“In one of these letters, Bruce refuses some drugs he’s offered as they don’t fit with his jeet kune do philosophy. That’s not the action of a drug addict. He was constantly trying to better himself and have more knowledge of himself. When he experimented with drugs he was doing this at a time when this kind of thinking was very prevalent.”
Bruce Lee was the archetypal fit and healthy martial artist, so his sudden death aged 32 sparked many conspiracy theories. Photo: UPI/Bettmann Archive via Getty Images
Speaking from California, Tadman argues that Lee’s legacy has not been tarnished by the letters and that his fans were influenced by his mantra to eat better, not drink alcohol or smoke and be disciplined, rather than to take drugs.
“The letters don’t represent who he was. He was searching for enlightenment and to help enlighten others. Over the years, he has influenced many people for the better,” Tadman says.
“Bruce wasn’t a superhero, but he did super things. He was human like the rest of us, with his ups and downs, but he brought harmony to people’s lives.”
Lee in a poster for 1972 film The Way of the Dragon. Photo: Warner Brothers/Getty Images
Of the conspiracy theories regarding Lee’s death, one of the biggest was that he had refused to pay Hong Kong triads protection money to safeguard his film sets and that they ordered him to be killed. Others said it was, in fact, mainland Chinese gangs that wanted Lee to be got rid of. The Cantonese star’s films were threatening the dominance of Mandarin-language films, so the theory went, and they tried to have Lee killed to ensure their investments proved successful.
It is speculation that Tadman dismisses. “People wanting to get rid of Bruce Lee would have been taking money out of their own pockets. He was the biggest film star in Asia at that time. It wouldn’t be to anybody’s benefit to dispose of someone who could earn them so much money,” he says.

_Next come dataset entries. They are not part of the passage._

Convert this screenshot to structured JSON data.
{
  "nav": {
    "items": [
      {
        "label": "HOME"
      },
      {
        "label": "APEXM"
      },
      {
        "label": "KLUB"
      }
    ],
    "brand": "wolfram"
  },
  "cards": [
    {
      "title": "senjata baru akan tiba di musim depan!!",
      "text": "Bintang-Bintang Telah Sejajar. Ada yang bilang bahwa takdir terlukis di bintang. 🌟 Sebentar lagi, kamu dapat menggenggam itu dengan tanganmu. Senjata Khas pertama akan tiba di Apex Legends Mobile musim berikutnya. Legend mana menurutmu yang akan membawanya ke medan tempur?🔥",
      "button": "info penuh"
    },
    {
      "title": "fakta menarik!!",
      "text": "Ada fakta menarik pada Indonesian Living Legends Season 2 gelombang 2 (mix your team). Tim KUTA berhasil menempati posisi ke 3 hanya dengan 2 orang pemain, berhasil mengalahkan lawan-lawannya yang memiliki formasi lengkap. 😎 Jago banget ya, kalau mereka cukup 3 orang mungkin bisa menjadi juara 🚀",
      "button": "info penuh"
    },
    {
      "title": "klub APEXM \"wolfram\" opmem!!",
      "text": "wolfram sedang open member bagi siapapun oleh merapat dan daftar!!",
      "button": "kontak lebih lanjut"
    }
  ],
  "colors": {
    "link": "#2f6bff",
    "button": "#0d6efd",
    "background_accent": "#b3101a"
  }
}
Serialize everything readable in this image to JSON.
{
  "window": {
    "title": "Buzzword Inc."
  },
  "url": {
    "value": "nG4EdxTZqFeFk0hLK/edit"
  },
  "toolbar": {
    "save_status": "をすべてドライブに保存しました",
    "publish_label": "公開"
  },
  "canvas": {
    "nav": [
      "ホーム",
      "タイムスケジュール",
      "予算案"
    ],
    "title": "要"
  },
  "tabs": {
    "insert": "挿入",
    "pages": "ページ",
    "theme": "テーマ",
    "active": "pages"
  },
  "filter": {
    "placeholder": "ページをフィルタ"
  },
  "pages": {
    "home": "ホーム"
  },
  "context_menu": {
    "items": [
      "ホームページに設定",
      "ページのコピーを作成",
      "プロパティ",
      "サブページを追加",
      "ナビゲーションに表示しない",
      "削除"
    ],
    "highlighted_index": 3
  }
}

The most bizarre cause given for Lee’s death was that he was the victim of a curse, as Lee’s home at 41 Cumberland Road, Kowloon Tong, was long rumoured to have suffered from bad feng shui.
Author David Tadman has written 10 books on the martial arts superstar. Photo: Courtesy of David Tadman
Lee died at his home in Kowloon. Photo: UPI/Bettmann Archive via Getty Images
“The Chinese press said that Bruce Lee knew about the bad feng shui prevailing in the area and he installed a feng shui deflector on the roof of his home in Cumberland Road,” says an article in the Post publication Memoirs of an Asian Moviegoer.
“This deflector, a pat kwe [ba gua] – an octagonal wooden frame with a mirror in the centre – was found missing after Typhoon Dot lashed Hong Kong. In the absence of it, Bruce Lee became vulnerable, some say. So the story goes that if he had lived elsewhere, Bruce Lee would have lived longer.”
However, in a television interview, Hong Kong actor Jackie Chan, who worked as a stuntman on the set of Lee’s Fist of Fury and Enter the Dragon, said that the notion of any supernatural cause behind Lee’s death was ridiculous.
“Everyone in Hong Kong knows what happened,” he said. “I don’t want to say it, but just google it.”